■ SOURCE RECORDS ■

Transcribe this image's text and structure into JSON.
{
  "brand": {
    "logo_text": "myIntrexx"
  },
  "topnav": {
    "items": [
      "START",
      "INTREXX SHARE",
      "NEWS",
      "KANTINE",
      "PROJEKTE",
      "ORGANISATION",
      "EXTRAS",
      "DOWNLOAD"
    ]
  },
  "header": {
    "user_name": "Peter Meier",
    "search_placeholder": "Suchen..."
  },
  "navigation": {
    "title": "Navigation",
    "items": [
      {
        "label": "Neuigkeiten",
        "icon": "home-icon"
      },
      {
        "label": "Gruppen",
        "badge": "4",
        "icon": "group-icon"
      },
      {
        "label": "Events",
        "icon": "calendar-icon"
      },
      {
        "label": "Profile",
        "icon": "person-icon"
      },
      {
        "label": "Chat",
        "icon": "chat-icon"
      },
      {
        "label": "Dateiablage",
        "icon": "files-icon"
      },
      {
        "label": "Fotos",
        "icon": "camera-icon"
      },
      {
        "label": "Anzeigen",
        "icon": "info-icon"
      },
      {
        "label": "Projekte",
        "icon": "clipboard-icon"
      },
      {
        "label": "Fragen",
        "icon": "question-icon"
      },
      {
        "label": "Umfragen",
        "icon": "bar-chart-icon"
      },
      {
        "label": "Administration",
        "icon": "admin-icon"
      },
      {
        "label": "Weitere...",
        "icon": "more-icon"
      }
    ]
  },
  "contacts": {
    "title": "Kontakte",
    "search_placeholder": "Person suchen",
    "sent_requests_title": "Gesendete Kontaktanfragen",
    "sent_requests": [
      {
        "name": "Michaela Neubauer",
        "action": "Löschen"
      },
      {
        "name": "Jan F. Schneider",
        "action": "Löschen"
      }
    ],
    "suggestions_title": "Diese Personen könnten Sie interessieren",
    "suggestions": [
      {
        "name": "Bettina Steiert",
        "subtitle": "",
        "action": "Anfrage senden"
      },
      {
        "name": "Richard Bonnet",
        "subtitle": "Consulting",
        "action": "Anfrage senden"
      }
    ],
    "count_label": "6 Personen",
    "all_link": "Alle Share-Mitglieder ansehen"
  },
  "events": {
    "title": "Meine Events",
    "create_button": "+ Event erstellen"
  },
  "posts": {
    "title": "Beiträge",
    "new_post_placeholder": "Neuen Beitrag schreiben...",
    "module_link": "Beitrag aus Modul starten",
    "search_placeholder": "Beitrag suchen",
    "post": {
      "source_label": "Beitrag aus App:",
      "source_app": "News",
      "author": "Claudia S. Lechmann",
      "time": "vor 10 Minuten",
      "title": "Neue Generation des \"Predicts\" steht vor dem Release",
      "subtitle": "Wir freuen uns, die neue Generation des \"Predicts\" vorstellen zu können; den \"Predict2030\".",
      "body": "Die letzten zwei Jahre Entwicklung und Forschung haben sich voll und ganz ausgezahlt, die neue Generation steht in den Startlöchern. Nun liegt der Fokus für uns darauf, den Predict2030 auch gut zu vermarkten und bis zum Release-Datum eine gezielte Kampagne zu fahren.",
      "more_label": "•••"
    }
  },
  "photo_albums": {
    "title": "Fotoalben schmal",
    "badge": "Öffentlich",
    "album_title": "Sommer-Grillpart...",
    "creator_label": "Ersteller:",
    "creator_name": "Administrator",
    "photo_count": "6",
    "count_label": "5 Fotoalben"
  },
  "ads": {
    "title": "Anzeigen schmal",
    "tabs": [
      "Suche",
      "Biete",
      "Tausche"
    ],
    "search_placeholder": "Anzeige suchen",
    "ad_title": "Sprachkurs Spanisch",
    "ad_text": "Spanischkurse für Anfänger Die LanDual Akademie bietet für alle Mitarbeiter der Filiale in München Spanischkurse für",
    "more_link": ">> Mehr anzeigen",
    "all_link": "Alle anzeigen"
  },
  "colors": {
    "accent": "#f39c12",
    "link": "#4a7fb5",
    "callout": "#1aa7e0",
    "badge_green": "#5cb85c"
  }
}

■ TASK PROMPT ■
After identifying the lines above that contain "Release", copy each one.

■ RESPONSE AREA ■
      "title": "Neue Generation des \"Predicts\" steht vor dem Release",
      "body": "Die letzten zwei Jahre Entwicklung und Forschung haben sich voll und ganz ausgezahlt, die neue Generation steht in den Startlöchern. Nun liegt der Fokus für uns darauf, den Predict2030 auch gut zu vermarkten und bis zum Release-Datum eine gezielte Kampagne zu fahren.",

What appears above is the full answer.